PROBLEM DESCRIPTION: List all lines of the data containing the word "address".

Stored items from a collection:
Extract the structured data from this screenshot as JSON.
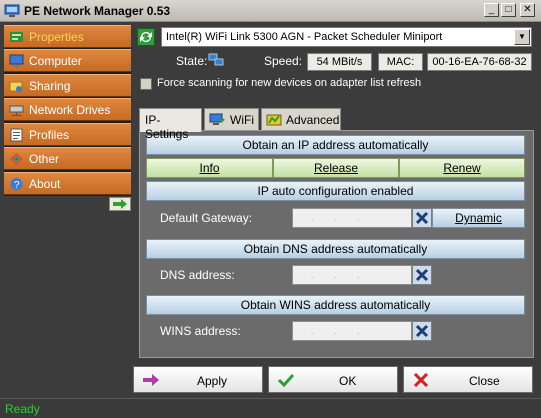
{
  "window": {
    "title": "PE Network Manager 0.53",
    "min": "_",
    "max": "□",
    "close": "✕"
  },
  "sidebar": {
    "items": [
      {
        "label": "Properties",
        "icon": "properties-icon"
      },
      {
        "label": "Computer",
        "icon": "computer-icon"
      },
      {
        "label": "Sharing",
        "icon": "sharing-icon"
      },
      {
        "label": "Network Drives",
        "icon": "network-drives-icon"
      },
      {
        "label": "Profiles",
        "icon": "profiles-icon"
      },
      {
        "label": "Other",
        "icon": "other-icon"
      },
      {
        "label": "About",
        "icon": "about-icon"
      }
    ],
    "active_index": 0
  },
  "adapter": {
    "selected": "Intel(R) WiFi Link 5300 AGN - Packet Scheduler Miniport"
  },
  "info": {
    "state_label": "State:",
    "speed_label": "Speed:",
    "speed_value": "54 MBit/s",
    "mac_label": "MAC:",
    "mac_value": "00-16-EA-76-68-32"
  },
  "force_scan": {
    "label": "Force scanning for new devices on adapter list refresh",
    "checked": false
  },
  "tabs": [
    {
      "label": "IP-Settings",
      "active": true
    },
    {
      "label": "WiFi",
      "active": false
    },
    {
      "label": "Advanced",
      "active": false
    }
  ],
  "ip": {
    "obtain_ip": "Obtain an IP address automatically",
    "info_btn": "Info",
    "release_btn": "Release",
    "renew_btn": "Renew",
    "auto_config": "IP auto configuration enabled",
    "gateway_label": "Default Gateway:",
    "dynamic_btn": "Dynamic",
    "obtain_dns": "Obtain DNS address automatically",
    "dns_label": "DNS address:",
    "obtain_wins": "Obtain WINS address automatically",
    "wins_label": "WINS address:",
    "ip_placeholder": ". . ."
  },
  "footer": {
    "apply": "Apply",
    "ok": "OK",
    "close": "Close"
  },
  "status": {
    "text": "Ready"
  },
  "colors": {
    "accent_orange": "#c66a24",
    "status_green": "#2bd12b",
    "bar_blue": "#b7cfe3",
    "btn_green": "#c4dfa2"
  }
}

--

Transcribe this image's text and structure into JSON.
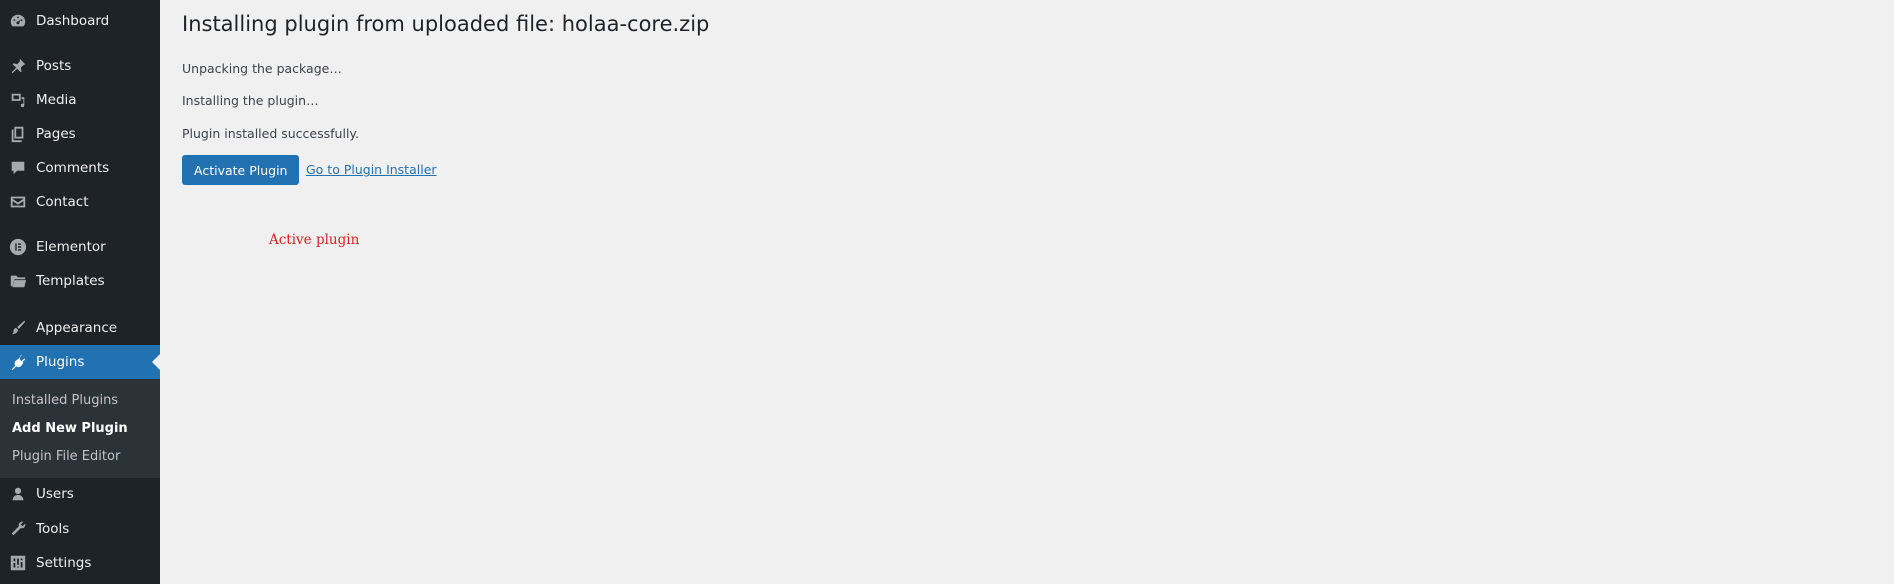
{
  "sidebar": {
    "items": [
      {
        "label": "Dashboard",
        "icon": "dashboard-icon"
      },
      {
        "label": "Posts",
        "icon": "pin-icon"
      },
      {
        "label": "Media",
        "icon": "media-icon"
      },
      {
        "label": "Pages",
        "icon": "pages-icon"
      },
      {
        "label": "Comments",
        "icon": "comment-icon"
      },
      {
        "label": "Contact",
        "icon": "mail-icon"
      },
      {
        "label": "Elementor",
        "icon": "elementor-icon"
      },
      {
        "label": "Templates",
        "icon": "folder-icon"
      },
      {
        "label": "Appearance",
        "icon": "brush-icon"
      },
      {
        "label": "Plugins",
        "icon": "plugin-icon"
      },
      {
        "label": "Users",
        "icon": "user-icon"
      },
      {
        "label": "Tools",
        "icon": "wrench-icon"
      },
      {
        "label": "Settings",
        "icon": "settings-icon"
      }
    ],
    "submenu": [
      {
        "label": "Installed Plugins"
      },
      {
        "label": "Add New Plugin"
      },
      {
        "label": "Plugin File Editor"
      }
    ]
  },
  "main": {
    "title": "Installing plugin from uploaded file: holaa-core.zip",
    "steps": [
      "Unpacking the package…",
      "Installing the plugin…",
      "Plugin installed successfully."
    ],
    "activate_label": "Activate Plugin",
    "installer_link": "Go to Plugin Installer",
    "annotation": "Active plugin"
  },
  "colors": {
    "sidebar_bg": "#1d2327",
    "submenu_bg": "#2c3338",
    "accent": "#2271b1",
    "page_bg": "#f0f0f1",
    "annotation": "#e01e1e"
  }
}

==

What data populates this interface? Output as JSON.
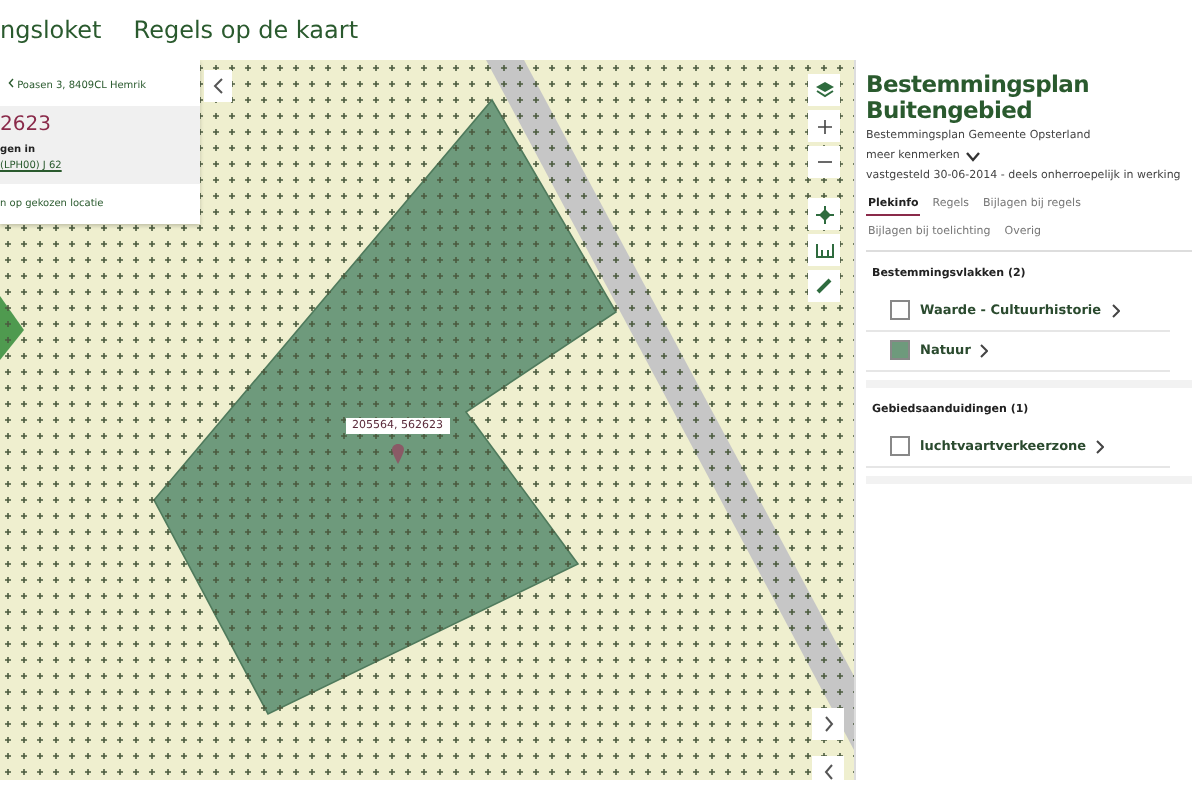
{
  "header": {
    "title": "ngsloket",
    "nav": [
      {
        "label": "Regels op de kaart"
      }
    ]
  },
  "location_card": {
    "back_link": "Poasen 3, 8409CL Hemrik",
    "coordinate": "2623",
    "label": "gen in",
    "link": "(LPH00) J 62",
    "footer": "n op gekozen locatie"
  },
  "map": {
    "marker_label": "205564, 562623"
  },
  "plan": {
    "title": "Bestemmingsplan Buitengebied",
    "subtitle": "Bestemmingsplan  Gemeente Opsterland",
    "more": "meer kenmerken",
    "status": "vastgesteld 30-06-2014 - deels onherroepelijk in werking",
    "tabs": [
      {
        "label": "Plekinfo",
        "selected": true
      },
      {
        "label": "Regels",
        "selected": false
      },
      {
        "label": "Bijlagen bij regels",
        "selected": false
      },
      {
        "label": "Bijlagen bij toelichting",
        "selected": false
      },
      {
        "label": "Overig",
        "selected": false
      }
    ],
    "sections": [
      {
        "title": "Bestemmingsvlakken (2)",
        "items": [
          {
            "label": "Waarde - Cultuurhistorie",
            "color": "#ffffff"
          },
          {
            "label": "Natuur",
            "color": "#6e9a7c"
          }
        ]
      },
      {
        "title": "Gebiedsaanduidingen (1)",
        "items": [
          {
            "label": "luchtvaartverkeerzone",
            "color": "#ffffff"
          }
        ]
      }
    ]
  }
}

WRITTEN RESPONSE:
    "obtain_ip": "Obtain an IP address automatically",
    "obtain_dns": "Obtain DNS address automatically",
    "dns_label": "DNS address:",
    "obtain_wins": "Obtain WINS address automatically",
    "wins_label": "WINS address:",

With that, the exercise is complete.